EXERCISE DETAILS: Filter the entries, keeping every line with the string "screenshot".

INPUT:
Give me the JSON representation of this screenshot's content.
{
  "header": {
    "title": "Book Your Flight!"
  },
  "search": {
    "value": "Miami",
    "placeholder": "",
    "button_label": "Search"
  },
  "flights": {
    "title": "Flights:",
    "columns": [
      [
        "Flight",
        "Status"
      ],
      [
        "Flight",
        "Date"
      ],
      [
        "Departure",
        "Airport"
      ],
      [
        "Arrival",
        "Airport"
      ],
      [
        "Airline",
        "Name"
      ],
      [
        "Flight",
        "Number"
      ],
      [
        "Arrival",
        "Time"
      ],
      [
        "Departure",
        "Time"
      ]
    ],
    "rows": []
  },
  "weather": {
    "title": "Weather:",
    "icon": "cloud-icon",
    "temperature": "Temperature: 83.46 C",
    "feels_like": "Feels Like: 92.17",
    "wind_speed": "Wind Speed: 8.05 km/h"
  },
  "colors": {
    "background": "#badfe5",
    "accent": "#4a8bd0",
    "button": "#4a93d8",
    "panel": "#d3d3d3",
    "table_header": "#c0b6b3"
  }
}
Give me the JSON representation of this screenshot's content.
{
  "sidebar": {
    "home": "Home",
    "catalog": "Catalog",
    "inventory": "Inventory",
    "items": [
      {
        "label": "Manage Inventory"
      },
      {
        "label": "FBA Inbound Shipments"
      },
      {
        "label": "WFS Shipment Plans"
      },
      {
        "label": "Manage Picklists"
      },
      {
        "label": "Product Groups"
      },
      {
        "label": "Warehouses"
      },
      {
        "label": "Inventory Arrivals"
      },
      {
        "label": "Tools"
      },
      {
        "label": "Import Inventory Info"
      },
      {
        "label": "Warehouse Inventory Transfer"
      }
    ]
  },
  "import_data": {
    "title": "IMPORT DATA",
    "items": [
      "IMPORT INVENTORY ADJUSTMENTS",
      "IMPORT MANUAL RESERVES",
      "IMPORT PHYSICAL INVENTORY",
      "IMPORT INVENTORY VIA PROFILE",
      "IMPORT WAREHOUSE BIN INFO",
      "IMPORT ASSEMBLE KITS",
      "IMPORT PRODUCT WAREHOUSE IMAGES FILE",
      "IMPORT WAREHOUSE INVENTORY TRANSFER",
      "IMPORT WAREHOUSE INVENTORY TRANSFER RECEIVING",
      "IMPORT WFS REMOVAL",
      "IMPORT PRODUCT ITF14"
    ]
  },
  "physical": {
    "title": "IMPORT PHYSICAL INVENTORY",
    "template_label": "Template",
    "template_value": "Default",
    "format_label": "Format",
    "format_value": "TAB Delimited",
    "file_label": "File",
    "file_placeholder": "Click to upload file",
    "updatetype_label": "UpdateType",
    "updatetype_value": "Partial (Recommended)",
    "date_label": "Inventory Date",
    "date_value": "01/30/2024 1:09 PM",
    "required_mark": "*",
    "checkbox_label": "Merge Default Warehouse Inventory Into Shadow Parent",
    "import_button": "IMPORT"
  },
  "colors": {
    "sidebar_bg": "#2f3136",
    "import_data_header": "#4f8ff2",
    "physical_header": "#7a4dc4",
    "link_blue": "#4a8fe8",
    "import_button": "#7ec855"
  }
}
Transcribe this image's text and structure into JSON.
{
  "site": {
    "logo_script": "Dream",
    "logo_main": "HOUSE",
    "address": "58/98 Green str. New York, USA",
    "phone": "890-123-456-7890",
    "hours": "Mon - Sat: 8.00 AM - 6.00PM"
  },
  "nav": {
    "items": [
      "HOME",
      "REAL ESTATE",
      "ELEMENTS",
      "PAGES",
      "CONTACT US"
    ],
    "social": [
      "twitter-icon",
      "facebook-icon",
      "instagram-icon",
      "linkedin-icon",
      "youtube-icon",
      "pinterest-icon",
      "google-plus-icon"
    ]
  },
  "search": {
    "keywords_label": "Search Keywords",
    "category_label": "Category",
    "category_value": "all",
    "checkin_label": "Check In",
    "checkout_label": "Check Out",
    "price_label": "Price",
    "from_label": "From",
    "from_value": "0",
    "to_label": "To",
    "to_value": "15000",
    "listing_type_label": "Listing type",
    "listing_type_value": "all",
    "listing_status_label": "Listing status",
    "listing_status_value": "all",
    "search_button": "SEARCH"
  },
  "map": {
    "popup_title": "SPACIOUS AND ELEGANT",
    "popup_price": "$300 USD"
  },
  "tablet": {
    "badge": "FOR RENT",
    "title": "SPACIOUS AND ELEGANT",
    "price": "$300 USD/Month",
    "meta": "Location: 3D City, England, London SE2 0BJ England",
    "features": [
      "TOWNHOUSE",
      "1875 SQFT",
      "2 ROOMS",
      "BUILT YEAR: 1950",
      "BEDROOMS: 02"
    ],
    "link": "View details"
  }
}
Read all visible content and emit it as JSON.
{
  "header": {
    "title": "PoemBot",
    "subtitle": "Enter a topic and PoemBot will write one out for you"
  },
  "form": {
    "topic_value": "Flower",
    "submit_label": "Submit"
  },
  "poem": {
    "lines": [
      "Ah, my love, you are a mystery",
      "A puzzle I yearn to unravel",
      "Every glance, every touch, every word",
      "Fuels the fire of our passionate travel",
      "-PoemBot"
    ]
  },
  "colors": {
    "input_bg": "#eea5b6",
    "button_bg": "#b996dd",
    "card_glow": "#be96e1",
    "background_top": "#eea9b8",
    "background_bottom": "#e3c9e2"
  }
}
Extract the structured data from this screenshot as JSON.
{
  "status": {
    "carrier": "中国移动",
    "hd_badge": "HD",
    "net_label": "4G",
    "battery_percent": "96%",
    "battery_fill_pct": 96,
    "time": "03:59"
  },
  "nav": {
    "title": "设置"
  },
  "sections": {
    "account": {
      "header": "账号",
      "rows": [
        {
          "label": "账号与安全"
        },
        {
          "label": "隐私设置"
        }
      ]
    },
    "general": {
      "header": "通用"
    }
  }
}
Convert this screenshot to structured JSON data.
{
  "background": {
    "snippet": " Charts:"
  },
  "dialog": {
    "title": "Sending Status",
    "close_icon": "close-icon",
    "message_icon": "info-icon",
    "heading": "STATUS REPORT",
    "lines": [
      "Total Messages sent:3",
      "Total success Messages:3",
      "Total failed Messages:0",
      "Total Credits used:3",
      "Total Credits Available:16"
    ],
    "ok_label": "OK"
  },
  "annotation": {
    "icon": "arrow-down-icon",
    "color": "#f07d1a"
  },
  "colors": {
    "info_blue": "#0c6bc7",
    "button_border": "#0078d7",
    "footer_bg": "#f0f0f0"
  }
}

EXERCISE OUTPUT:
Give me the JSON representation of this screenshot's content.
Give me the JSON representation of this screenshot's content.
Extract the structured data from this screenshot as JSON.
Convert this screenshot to structured JSON data.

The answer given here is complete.